“We made Google+ with privacy in mind and therefore keep this API’s log data for only two weeks,” according to Smith.  “That means we cannot confirm which users were impacted by this bug.”

According to Smith, the vulnerability didn’t rise to the level of requiring a notification.  “Every year, we send millions of notifications to users about privacy and security bugs and issues.  Whenever user data may have been affected, we go beyond our legal requirements and apply several criteria focused on our users in determining whether to provide notice,” he says.

It remains to be seen if regulators agree.  Uber kept a 2016 data breach secret, and that just resulted in a $148 million fine.

The Google+ shutdown, meanwhile, will occur over the next 10 months, so get your fill before August 2019.  If you use the service for work, though, Google+ is not going anywhere.

“Our review showed that Google+ is better suited as an enterprise product where co-workers can engage in internal discussions on a secure corporate social network,” Smith says.  “Enterprise customers can set common access rules, and use central controls, for their entire organization.  We’ve decided to focus on our enterprise efforts and will be launching new features purpose-built for businesses.  We will share more information in the coming days.”

As part of the announcement, Google also promised to give users “more fine-grained control over what account data they choose to share with each app.”  If an app wants access to a Calendar and Drive documents, for example, you can opt to share one but not the other.
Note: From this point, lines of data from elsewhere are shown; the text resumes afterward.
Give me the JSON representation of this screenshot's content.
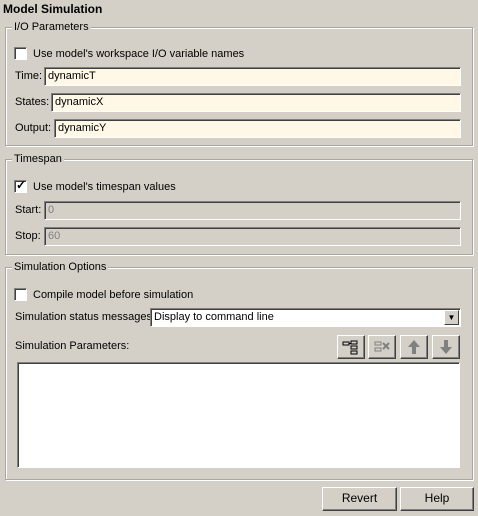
{
  "panel": {
    "title": "Model Simulation"
  },
  "io": {
    "group_label": "I/O Parameters",
    "use_workspace_label": "Use model's workspace I/O variable names",
    "use_workspace_checked": false,
    "time_label": "Time:",
    "time_value": "dynamicT",
    "states_label": "States:",
    "states_value": "dynamicX",
    "output_label": "Output:",
    "output_value": "dynamicY"
  },
  "timespan": {
    "group_label": "Timespan",
    "use_timespan_label": "Use model's timespan values",
    "use_timespan_checked": true,
    "start_label": "Start:",
    "start_value": "0",
    "stop_label": "Stop:",
    "stop_value": "60"
  },
  "sim": {
    "group_label": "Simulation Options",
    "compile_label": "Compile model before simulation",
    "compile_checked": false,
    "status_label": "Simulation status messages:",
    "status_value": "Display to command line",
    "params_label": "Simulation Parameters:",
    "toolbar_icons": [
      "add-parameter-icon",
      "delete-parameter-icon",
      "move-up-icon",
      "move-down-icon"
    ]
  },
  "buttons": {
    "revert": "Revert",
    "help": "Help"
  }
}
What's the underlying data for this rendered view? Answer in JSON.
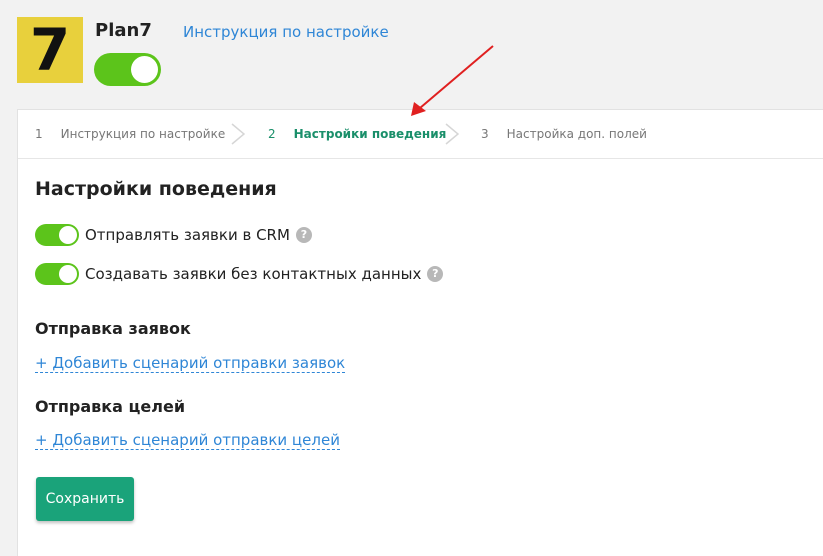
{
  "header": {
    "logo_glyph": "7",
    "app_name": "Plan7",
    "setup_link": "Инструкция по настройке",
    "enabled": true
  },
  "steps": [
    {
      "num": "1",
      "label": "Инструкция по настройке",
      "active": false
    },
    {
      "num": "2",
      "label": "Настройки поведения",
      "active": true
    },
    {
      "num": "3",
      "label": "Настройка доп. полей",
      "active": false
    }
  ],
  "main": {
    "title": "Настройки поведения",
    "options": [
      {
        "label": "Отправлять заявки в CRM",
        "enabled": true,
        "help_glyph": "?"
      },
      {
        "label": "Создавать заявки без контактных данных",
        "enabled": true,
        "help_glyph": "?"
      }
    ],
    "leads_section": {
      "title": "Отправка заявок",
      "add_link": "+ Добавить сценарий отправки заявок"
    },
    "goals_section": {
      "title": "Отправка целей",
      "add_link": "+ Добавить сценарий отправки целей"
    },
    "save_label": "Сохранить"
  },
  "colors": {
    "toggle_on": "#5cc41b",
    "link": "#2f86d6",
    "active_step": "#1a8f6a",
    "save_button": "#1aa37a",
    "logo_bg": "#e8d03c",
    "annotation_arrow": "#e02020"
  }
}
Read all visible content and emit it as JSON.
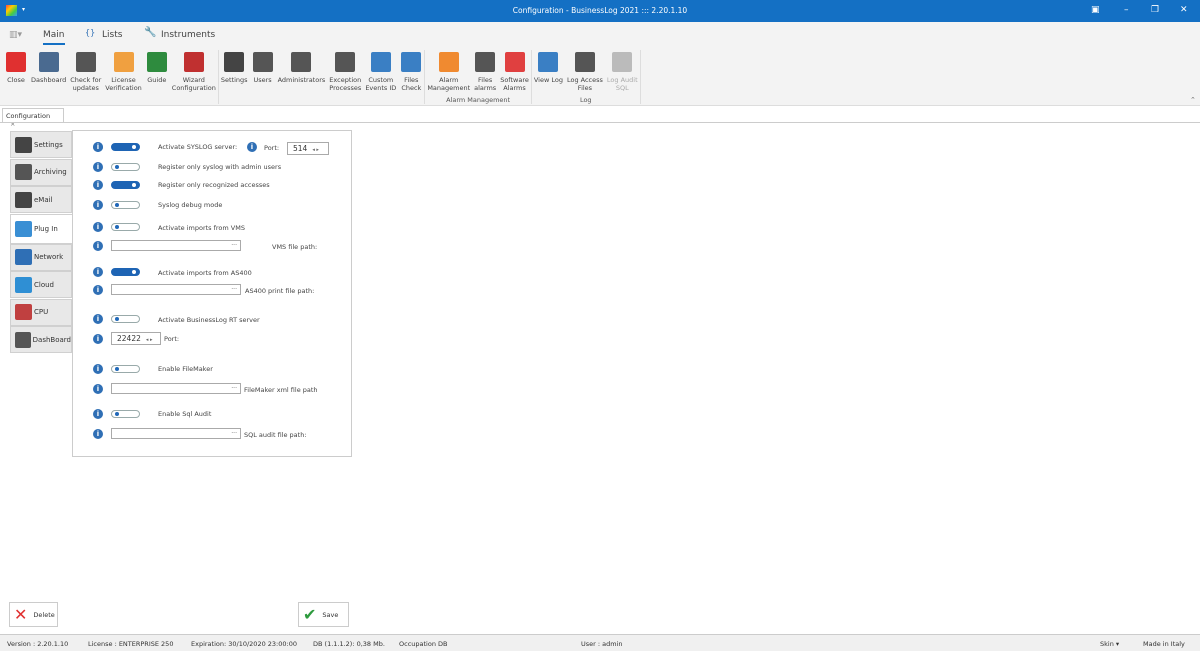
{
  "window": {
    "title": "Configuration - BusinessLog 2021 ::: 2.20.1.10"
  },
  "ribbon_tabs": [
    {
      "label": "Main"
    },
    {
      "label": "Lists"
    },
    {
      "label": "Instruments"
    }
  ],
  "ribbon_groups": [
    {
      "label": "",
      "buttons": [
        {
          "label": "Close",
          "icon": "close-icon",
          "color": "#e03030"
        },
        {
          "label": "Dashboard",
          "icon": "gauge-icon",
          "color": "#4a6a90"
        },
        {
          "label": "Check for\nupdates",
          "icon": "download-icon",
          "color": "#555555"
        },
        {
          "label": "License\nVerification",
          "icon": "clipboard-check-icon",
          "color": "#f0a040"
        },
        {
          "label": "Guide",
          "icon": "book-icon",
          "color": "#2e8b3e"
        },
        {
          "label": "Wizard\nConfiguration",
          "icon": "bookmark-icon",
          "color": "#c03030"
        }
      ]
    },
    {
      "label": "",
      "buttons": [
        {
          "label": "Settings",
          "icon": "gear-icon",
          "color": "#444444"
        },
        {
          "label": "Users",
          "icon": "users-icon",
          "color": "#555555"
        },
        {
          "label": "Administrators",
          "icon": "admin-key-icon",
          "color": "#555555"
        },
        {
          "label": "Exception\nProcesses",
          "icon": "checklist-icon",
          "color": "#555555"
        },
        {
          "label": "Custom\nEvents ID",
          "icon": "grid-search-icon",
          "color": "#3a7fc4"
        },
        {
          "label": "Files\nCheck",
          "icon": "file-search-icon",
          "color": "#3a7fc4"
        }
      ]
    },
    {
      "label": "Alarm Management",
      "buttons": [
        {
          "label": "Alarm\nManagement",
          "icon": "bell-icon",
          "color": "#f08a30"
        },
        {
          "label": "Files\nalarms",
          "icon": "file-lock-icon",
          "color": "#555555"
        },
        {
          "label": "Software\nAlarms",
          "icon": "calendar-icon",
          "color": "#e04040"
        }
      ]
    },
    {
      "label": "Log",
      "buttons": [
        {
          "label": "View Log",
          "icon": "grid-icon",
          "color": "#3a7fc4"
        },
        {
          "label": "Log Access\nFiles",
          "icon": "file-lock-icon",
          "color": "#555555"
        },
        {
          "label": "Log Audit\nSQL",
          "icon": "file-db-icon",
          "color": "#bbbbbb",
          "disabled": true
        }
      ]
    }
  ],
  "document_tab": {
    "label": "Configuration"
  },
  "side_tabs": [
    {
      "label": "Settings",
      "icon": "gear-icon"
    },
    {
      "label": "Archiving",
      "icon": "xml-icon"
    },
    {
      "label": "eMail",
      "icon": "envelope-icon"
    },
    {
      "label": "Plug In",
      "icon": "plugin-check-icon",
      "selected": true
    },
    {
      "label": "Network",
      "icon": "network-icon"
    },
    {
      "label": "Cloud",
      "icon": "cloud-icon"
    },
    {
      "label": "CPU",
      "icon": "cpu-gauge-icon"
    },
    {
      "label": "DashBoard",
      "icon": "window-icon"
    }
  ],
  "form": {
    "syslog": {
      "label": "Activate SYSLOG server:",
      "on": true,
      "port_label": "Port:",
      "port": "514"
    },
    "admin_only": {
      "label": "Register only syslog with admin users",
      "on": false
    },
    "recognized": {
      "label": "Register only recognized accesses",
      "on": true
    },
    "debug": {
      "label": "Syslog debug mode",
      "on": false
    },
    "vms": {
      "label": "Activate imports from VMS",
      "on": false,
      "path_label": "VMS file path:",
      "path": ""
    },
    "as400": {
      "label": "Activate imports from AS400",
      "on": true,
      "path_label": "AS400 print file path:",
      "path": ""
    },
    "rt": {
      "label": "Activate BusinessLog RT server",
      "on": false,
      "port_label": "Port:",
      "port": "22422"
    },
    "filemaker": {
      "label": "Enable FileMaker",
      "on": false,
      "path_label": "FileMaker xml file path",
      "path": ""
    },
    "sqlaudit": {
      "label": "Enable Sql Audit",
      "on": false,
      "path_label": "SQL audit file path:",
      "path": ""
    }
  },
  "buttons": {
    "delete": "Delete",
    "save": "Save"
  },
  "status": {
    "version": "Version : 2.20.1.10",
    "license": "License : ENTERPRISE 250",
    "expiration": "Expiration: 30/10/2020 23:00:00",
    "db": "DB (1.1.1.2): 0,38 Mb.",
    "occupation": "Occupation DB",
    "user": "User : admin",
    "skin": "Skin",
    "made": "Made in Italy"
  }
}
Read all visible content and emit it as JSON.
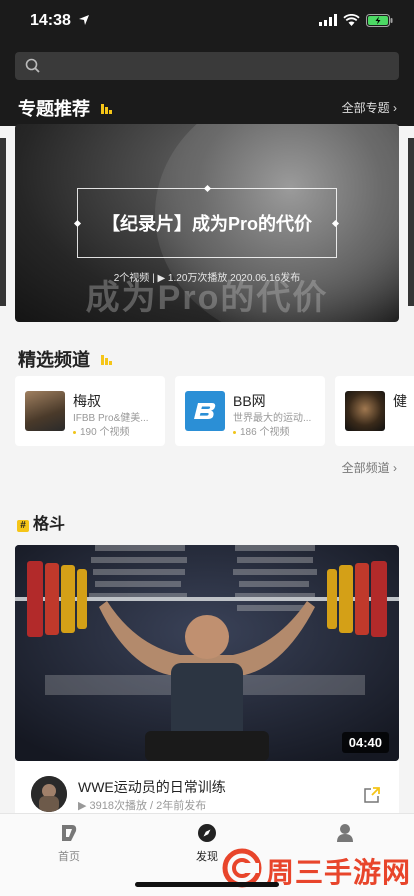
{
  "status": {
    "time": "14:38"
  },
  "search": {
    "placeholder": ""
  },
  "featured": {
    "heading": "专题推荐",
    "more": "全部专题 ›",
    "banner": {
      "title": "【纪录片】成为Pro的代价",
      "meta": "2个视频 | ▶ 1.20万次播放 2020.06.16发布",
      "overlay_text": "成为Pro的代价"
    }
  },
  "channels": {
    "heading": "精选频道",
    "more": "全部频道 ›",
    "items": [
      {
        "name": "梅叔",
        "desc": "IFBB Pro&健美...",
        "count": "190 个视频"
      },
      {
        "name": "BB网",
        "desc": "世界最大的运动...",
        "count": "186 个视频"
      },
      {
        "name": "健",
        "desc": "",
        "count": ""
      }
    ]
  },
  "category": {
    "heading": "格斗",
    "hash": "#",
    "video": {
      "duration": "04:40",
      "title": "WWE运动员的日常训练",
      "meta": "▶ 3918次播放 / 2年前发布"
    }
  },
  "nav": {
    "items": [
      {
        "label": "首页"
      },
      {
        "label": "发现"
      },
      {
        "label": ""
      }
    ]
  },
  "watermark": {
    "text": "周三手游网"
  },
  "colors": {
    "accent": "#f5c518",
    "dark": "#1b1b1b",
    "watermark": "#e8452b"
  }
}
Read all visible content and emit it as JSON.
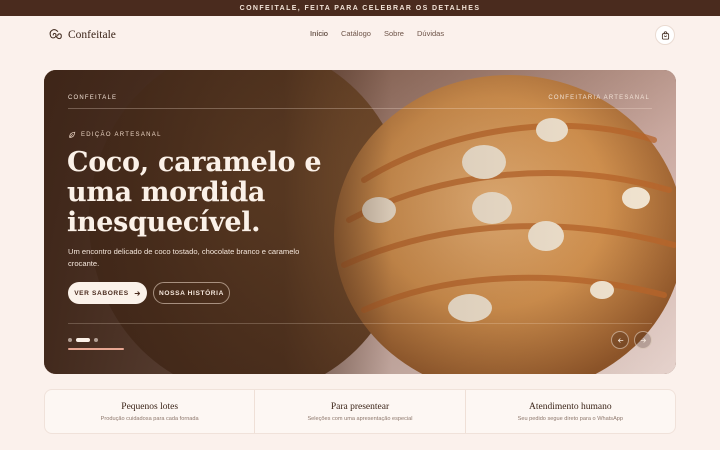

Google will also “limit the apps that may seek permission to access your consumer Gmail data,” while Google Play will limit which apps that can ask for a user’s phone (including call logs) and SMS data.